----- DATA FOR REVIEW -----

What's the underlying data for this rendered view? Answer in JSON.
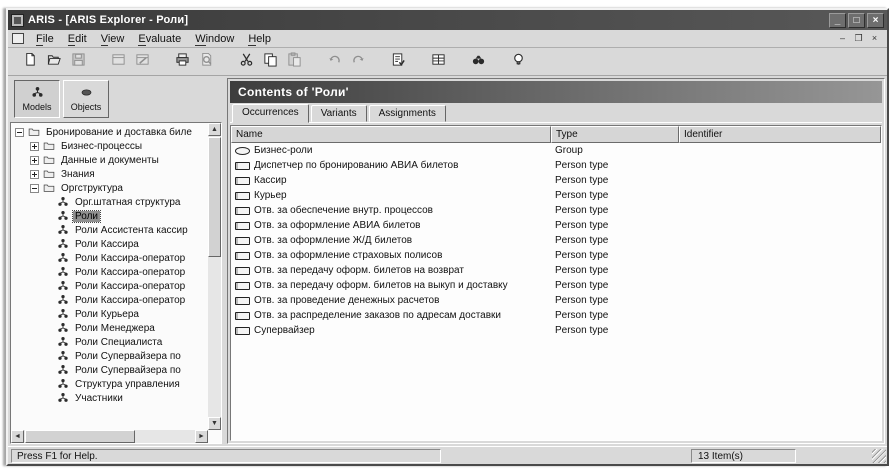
{
  "window": {
    "title": "ARIS - [ARIS Explorer - Роли]",
    "controls": {
      "minimize": "_",
      "maximize": "□",
      "close": "×"
    }
  },
  "menu": {
    "items": [
      "File",
      "Edit",
      "View",
      "Evaluate",
      "Window",
      "Help"
    ],
    "child_controls": {
      "minimize": "–",
      "restore": "❐",
      "close": "×"
    }
  },
  "toolbar": {
    "groups": [
      {
        "buttons": [
          {
            "name": "new",
            "icon": "new-document-icon",
            "disabled": false
          },
          {
            "name": "open",
            "icon": "open-folder-icon",
            "disabled": false
          },
          {
            "name": "save",
            "icon": "save-icon",
            "disabled": true
          }
        ]
      },
      {
        "buttons": [
          {
            "name": "window",
            "icon": "window-icon",
            "disabled": true
          },
          {
            "name": "window-edit",
            "icon": "window-edit-icon",
            "disabled": true
          }
        ]
      },
      {
        "buttons": [
          {
            "name": "print",
            "icon": "printer-icon",
            "disabled": false
          },
          {
            "name": "print-preview",
            "icon": "print-preview-icon",
            "disabled": true
          }
        ]
      },
      {
        "buttons": [
          {
            "name": "cut",
            "icon": "scissors-icon",
            "disabled": false
          },
          {
            "name": "copy",
            "icon": "copy-icon",
            "disabled": false
          },
          {
            "name": "paste",
            "icon": "paste-icon",
            "disabled": true
          }
        ]
      },
      {
        "buttons": [
          {
            "name": "undo",
            "icon": "undo-arrow-icon",
            "disabled": true
          },
          {
            "name": "redo",
            "icon": "redo-arrow-icon",
            "disabled": true
          }
        ]
      },
      {
        "buttons": [
          {
            "name": "properties",
            "icon": "properties-icon",
            "disabled": false
          }
        ]
      },
      {
        "buttons": [
          {
            "name": "attributes",
            "icon": "attributes-icon",
            "disabled": false
          }
        ]
      },
      {
        "buttons": [
          {
            "name": "find",
            "icon": "binoculars-icon",
            "disabled": false
          }
        ]
      },
      {
        "buttons": [
          {
            "name": "tip-of-day",
            "icon": "lightbulb-icon",
            "disabled": false
          }
        ]
      }
    ]
  },
  "mode_buttons": [
    {
      "label": "Models",
      "icon": "org-chart-icon",
      "active": true
    },
    {
      "label": "Objects",
      "icon": "oval-icon",
      "active": false
    }
  ],
  "tree": {
    "items": [
      {
        "label": "Бронирование и доставка биле",
        "level": 0,
        "icon": "folder",
        "expander": "minus",
        "selected": false
      },
      {
        "label": "Бизнес-процессы",
        "level": 1,
        "icon": "folder",
        "expander": "plus",
        "selected": false
      },
      {
        "label": "Данные и документы",
        "level": 1,
        "icon": "folder",
        "expander": "plus",
        "selected": false
      },
      {
        "label": "Знания",
        "level": 1,
        "icon": "folder",
        "expander": "plus",
        "selected": false
      },
      {
        "label": "Оргструктура",
        "level": 1,
        "icon": "folder",
        "expander": "minus",
        "selected": false
      },
      {
        "label": "Орг.штатная структура",
        "level": 2,
        "icon": "org",
        "expander": null,
        "selected": false
      },
      {
        "label": "Роли",
        "level": 2,
        "icon": "org",
        "expander": null,
        "selected": true
      },
      {
        "label": "Роли Ассистента кассир",
        "level": 2,
        "icon": "org",
        "expander": null,
        "selected": false
      },
      {
        "label": "Роли Кассира",
        "level": 2,
        "icon": "org",
        "expander": null,
        "selected": false
      },
      {
        "label": "Роли Кассира-оператор",
        "level": 2,
        "icon": "org",
        "expander": null,
        "selected": false
      },
      {
        "label": "Роли Кассира-оператор",
        "level": 2,
        "icon": "org",
        "expander": null,
        "selected": false
      },
      {
        "label": "Роли Кассира-оператор",
        "level": 2,
        "icon": "org",
        "expander": null,
        "selected": false
      },
      {
        "label": "Роли Кассира-оператор",
        "level": 2,
        "icon": "org",
        "expander": null,
        "selected": false
      },
      {
        "label": "Роли Курьера",
        "level": 2,
        "icon": "org",
        "expander": null,
        "selected": false
      },
      {
        "label": "Роли Менеджера",
        "level": 2,
        "icon": "org",
        "expander": null,
        "selected": false
      },
      {
        "label": "Роли Специалиста",
        "level": 2,
        "icon": "org",
        "expander": null,
        "selected": false
      },
      {
        "label": "Роли Супервайзера по",
        "level": 2,
        "icon": "org",
        "expander": null,
        "selected": false
      },
      {
        "label": "Роли Супервайзера по",
        "level": 2,
        "icon": "org",
        "expander": null,
        "selected": false
      },
      {
        "label": "Структура управления",
        "level": 2,
        "icon": "org",
        "expander": null,
        "selected": false
      },
      {
        "label": "Участники",
        "level": 2,
        "icon": "org",
        "expander": null,
        "selected": false
      }
    ]
  },
  "content": {
    "header": "Contents of 'Роли'",
    "tabs": [
      {
        "label": "Occurrences",
        "active": true
      },
      {
        "label": "Variants",
        "active": false
      },
      {
        "label": "Assignments",
        "active": false
      }
    ],
    "table": {
      "columns": [
        "Name",
        "Type",
        "Identifier"
      ],
      "rows": [
        {
          "icon": "group-icon",
          "name": "Бизнес-роли",
          "type": "Group",
          "identifier": ""
        },
        {
          "icon": "person-type-icon",
          "name": "Диспетчер по бронированию АВИА билетов",
          "type": "Person type",
          "identifier": ""
        },
        {
          "icon": "person-type-icon",
          "name": "Кассир",
          "type": "Person type",
          "identifier": ""
        },
        {
          "icon": "person-type-icon",
          "name": "Курьер",
          "type": "Person type",
          "identifier": ""
        },
        {
          "icon": "person-type-icon",
          "name": "Отв. за обеспечение внутр. процессов",
          "type": "Person type",
          "identifier": ""
        },
        {
          "icon": "person-type-icon",
          "name": "Отв. за оформление АВИА билетов",
          "type": "Person type",
          "identifier": ""
        },
        {
          "icon": "person-type-icon",
          "name": "Отв. за оформление Ж/Д билетов",
          "type": "Person type",
          "identifier": ""
        },
        {
          "icon": "person-type-icon",
          "name": "Отв. за оформление страховых полисов",
          "type": "Person type",
          "identifier": ""
        },
        {
          "icon": "person-type-icon",
          "name": "Отв. за передачу оформ. билетов на возврат",
          "type": "Person type",
          "identifier": ""
        },
        {
          "icon": "person-type-icon",
          "name": "Отв. за передачу оформ. билетов на выкуп и доставку",
          "type": "Person type",
          "identifier": ""
        },
        {
          "icon": "person-type-icon",
          "name": "Отв. за проведение денежных расчетов",
          "type": "Person type",
          "identifier": ""
        },
        {
          "icon": "person-type-icon",
          "name": "Отв. за распределение заказов по адресам доставки",
          "type": "Person type",
          "identifier": ""
        },
        {
          "icon": "person-type-icon",
          "name": "Супервайзер",
          "type": "Person type",
          "identifier": ""
        }
      ]
    }
  },
  "status_bar": {
    "left": "Press F1 for Help.",
    "right": "13 Item(s)"
  }
}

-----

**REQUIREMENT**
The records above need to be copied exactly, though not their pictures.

**OUTPUT BELOW**
What's the underlying data for this rendered view? Answer in JSON.
{
  "window": {
    "title": "ARIS - [ARIS Explorer - Роли]",
    "controls": {
      "minimize": "_",
      "maximize": "□",
      "close": "×"
    }
  },
  "menu": {
    "items": [
      "File",
      "Edit",
      "View",
      "Evaluate",
      "Window",
      "Help"
    ],
    "child_controls": {
      "minimize": "–",
      "restore": "❐",
      "close": "×"
    }
  },
  "toolbar": {
    "groups": [
      {
        "buttons": [
          {
            "name": "new",
            "icon": "new-document-icon",
            "disabled": false
          },
          {
            "name": "open",
            "icon": "open-folder-icon",
            "disabled": false
          },
          {
            "name": "save",
            "icon": "save-icon",
            "disabled": true
          }
        ]
      },
      {
        "buttons": [
          {
            "name": "window",
            "icon": "window-icon",
            "disabled": true
          },
          {
            "name": "window-edit",
            "icon": "window-edit-icon",
            "disabled": true
          }
        ]
      },
      {
        "buttons": [
          {
            "name": "print",
            "icon": "printer-icon",
            "disabled": false
          },
          {
            "name": "print-preview",
            "icon": "print-preview-icon",
            "disabled": true
          }
        ]
      },
      {
        "buttons": [
          {
            "name": "cut",
            "icon": "scissors-icon",
            "disabled": false
          },
          {
            "name": "copy",
            "icon": "copy-icon",
            "disabled": false
          },
          {
            "name": "paste",
            "icon": "paste-icon",
            "disabled": true
          }
        ]
      },
      {
        "buttons": [
          {
            "name": "undo",
            "icon": "undo-arrow-icon",
            "disabled": true
          },
          {
            "name": "redo",
            "icon": "redo-arrow-icon",
            "disabled": true
          }
        ]
      },
      {
        "buttons": [
          {
            "name": "properties",
            "icon": "properties-icon",
            "disabled": false
          }
        ]
      },
      {
        "buttons": [
          {
            "name": "attributes",
            "icon": "attributes-icon",
            "disabled": false
          }
        ]
      },
      {
        "buttons": [
          {
            "name": "find",
            "icon": "binoculars-icon",
            "disabled": false
          }
        ]
      },
      {
        "buttons": [
          {
            "name": "tip-of-day",
            "icon": "lightbulb-icon",
            "disabled": false
          }
        ]
      }
    ]
  },
  "mode_buttons": [
    {
      "label": "Models",
      "icon": "org-chart-icon",
      "active": true
    },
    {
      "label": "Objects",
      "icon": "oval-icon",
      "active": false
    }
  ],
  "tree": {
    "items": [
      {
        "label": "Бронирование и доставка биле",
        "level": 0,
        "icon": "folder",
        "expander": "minus",
        "selected": false
      },
      {
        "label": "Бизнес-процессы",
        "level": 1,
        "icon": "folder",
        "expander": "plus",
        "selected": false
      },
      {
        "label": "Данные и документы",
        "level": 1,
        "icon": "folder",
        "expander": "plus",
        "selected": false
      },
      {
        "label": "Знания",
        "level": 1,
        "icon": "folder",
        "expander": "plus",
        "selected": false
      },
      {
        "label": "Оргструктура",
        "level": 1,
        "icon": "folder",
        "expander": "minus",
        "selected": false
      },
      {
        "label": "Орг.штатная структура",
        "level": 2,
        "icon": "org",
        "expander": null,
        "selected": false
      },
      {
        "label": "Роли",
        "level": 2,
        "icon": "org",
        "expander": null,
        "selected": true
      },
      {
        "label": "Роли Ассистента кассир",
        "level": 2,
        "icon": "org",
        "expander": null,
        "selected": false
      },
      {
        "label": "Роли Кассира",
        "level": 2,
        "icon": "org",
        "expander": null,
        "selected": false
      },
      {
        "label": "Роли Кассира-оператор",
        "level": 2,
        "icon": "org",
        "expander": null,
        "selected": false
      },
      {
        "label": "Роли Кассира-оператор",
        "level": 2,
        "icon": "org",
        "expander": null,
        "selected": false
      },
      {
        "label": "Роли Кассира-оператор",
        "level": 2,
        "icon": "org",
        "expander": null,
        "selected": false
      },
      {
        "label": "Роли Кассира-оператор",
        "level": 2,
        "icon": "org",
        "expander": null,
        "selected": false
      },
      {
        "label": "Роли Курьера",
        "level": 2,
        "icon": "org",
        "expander": null,
        "selected": false
      },
      {
        "label": "Роли Менеджера",
        "level": 2,
        "icon": "org",
        "expander": null,
        "selected": false
      },
      {
        "label": "Роли Специалиста",
        "level": 2,
        "icon": "org",
        "expander": null,
        "selected": false
      },
      {
        "label": "Роли Супервайзера по",
        "level": 2,
        "icon": "org",
        "expander": null,
        "selected": false
      },
      {
        "label": "Роли Супервайзера по",
        "level": 2,
        "icon": "org",
        "expander": null,
        "selected": false
      },
      {
        "label": "Структура управления",
        "level": 2,
        "icon": "org",
        "expander": null,
        "selected": false
      },
      {
        "label": "Участники",
        "level": 2,
        "icon": "org",
        "expander": null,
        "selected": false
      }
    ]
  },
  "content": {
    "header": "Contents of 'Роли'",
    "tabs": [
      {
        "label": "Occurrences",
        "active": true
      },
      {
        "label": "Variants",
        "active": false
      },
      {
        "label": "Assignments",
        "active": false
      }
    ],
    "table": {
      "columns": [
        "Name",
        "Type",
        "Identifier"
      ],
      "rows": [
        {
          "icon": "group-icon",
          "name": "Бизнес-роли",
          "type": "Group",
          "identifier": ""
        },
        {
          "icon": "person-type-icon",
          "name": "Диспетчер по бронированию АВИА билетов",
          "type": "Person type",
          "identifier": ""
        },
        {
          "icon": "person-type-icon",
          "name": "Кассир",
          "type": "Person type",
          "identifier": ""
        },
        {
          "icon": "person-type-icon",
          "name": "Курьер",
          "type": "Person type",
          "identifier": ""
        },
        {
          "icon": "person-type-icon",
          "name": "Отв. за обеспечение внутр. процессов",
          "type": "Person type",
          "identifier": ""
        },
        {
          "icon": "person-type-icon",
          "name": "Отв. за оформление АВИА билетов",
          "type": "Person type",
          "identifier": ""
        },
        {
          "icon": "person-type-icon",
          "name": "Отв. за оформление Ж/Д билетов",
          "type": "Person type",
          "identifier": ""
        },
        {
          "icon": "person-type-icon",
          "name": "Отв. за оформление страховых полисов",
          "type": "Person type",
          "identifier": ""
        },
        {
          "icon": "person-type-icon",
          "name": "Отв. за передачу оформ. билетов на возврат",
          "type": "Person type",
          "identifier": ""
        },
        {
          "icon": "person-type-icon",
          "name": "Отв. за передачу оформ. билетов на выкуп и доставку",
          "type": "Person type",
          "identifier": ""
        },
        {
          "icon": "person-type-icon",
          "name": "Отв. за проведение денежных расчетов",
          "type": "Person type",
          "identifier": ""
        },
        {
          "icon": "person-type-icon",
          "name": "Отв. за распределение заказов по адресам доставки",
          "type": "Person type",
          "identifier": ""
        },
        {
          "icon": "person-type-icon",
          "name": "Супервайзер",
          "type": "Person type",
          "identifier": ""
        }
      ]
    }
  },
  "status_bar": {
    "left": "Press F1 for Help.",
    "right": "13 Item(s)"
  }
}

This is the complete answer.